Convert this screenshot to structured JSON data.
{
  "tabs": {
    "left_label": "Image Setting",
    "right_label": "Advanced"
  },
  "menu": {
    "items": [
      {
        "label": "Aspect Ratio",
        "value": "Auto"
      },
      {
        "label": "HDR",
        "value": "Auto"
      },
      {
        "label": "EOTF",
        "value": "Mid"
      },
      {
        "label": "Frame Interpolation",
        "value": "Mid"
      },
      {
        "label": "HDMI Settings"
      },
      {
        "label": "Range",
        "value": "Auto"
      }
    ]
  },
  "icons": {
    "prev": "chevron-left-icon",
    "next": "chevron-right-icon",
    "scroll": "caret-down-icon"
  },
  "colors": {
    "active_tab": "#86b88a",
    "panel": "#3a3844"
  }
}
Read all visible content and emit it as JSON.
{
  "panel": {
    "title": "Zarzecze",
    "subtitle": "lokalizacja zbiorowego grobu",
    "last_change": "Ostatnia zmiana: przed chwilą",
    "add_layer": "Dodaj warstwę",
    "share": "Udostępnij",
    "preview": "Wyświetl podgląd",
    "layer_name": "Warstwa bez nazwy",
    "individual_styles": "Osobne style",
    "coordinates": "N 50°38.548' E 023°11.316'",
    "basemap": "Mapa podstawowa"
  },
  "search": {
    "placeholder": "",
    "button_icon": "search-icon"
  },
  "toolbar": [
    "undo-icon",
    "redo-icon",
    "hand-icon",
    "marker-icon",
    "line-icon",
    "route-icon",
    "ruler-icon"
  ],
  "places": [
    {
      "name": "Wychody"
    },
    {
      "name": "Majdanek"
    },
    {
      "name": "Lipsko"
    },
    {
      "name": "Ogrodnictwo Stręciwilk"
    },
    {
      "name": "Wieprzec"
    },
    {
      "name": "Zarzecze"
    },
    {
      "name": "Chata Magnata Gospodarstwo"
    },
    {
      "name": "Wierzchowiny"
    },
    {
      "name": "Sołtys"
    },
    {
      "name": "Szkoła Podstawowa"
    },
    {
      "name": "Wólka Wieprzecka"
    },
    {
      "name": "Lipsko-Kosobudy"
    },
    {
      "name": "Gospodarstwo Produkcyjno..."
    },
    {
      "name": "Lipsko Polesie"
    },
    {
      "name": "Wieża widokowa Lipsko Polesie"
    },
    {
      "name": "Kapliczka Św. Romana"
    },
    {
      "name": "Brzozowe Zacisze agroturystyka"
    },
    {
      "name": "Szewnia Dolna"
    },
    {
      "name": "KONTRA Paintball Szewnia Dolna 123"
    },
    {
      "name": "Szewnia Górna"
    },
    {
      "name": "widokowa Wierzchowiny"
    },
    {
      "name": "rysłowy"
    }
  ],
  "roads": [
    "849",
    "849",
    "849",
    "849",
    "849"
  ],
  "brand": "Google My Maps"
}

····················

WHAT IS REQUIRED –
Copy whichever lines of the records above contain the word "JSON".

SOLUTION TO THE EXERCISE –
Convert this screenshot to structured JSON data.
Read all visible content and emit it as JSON.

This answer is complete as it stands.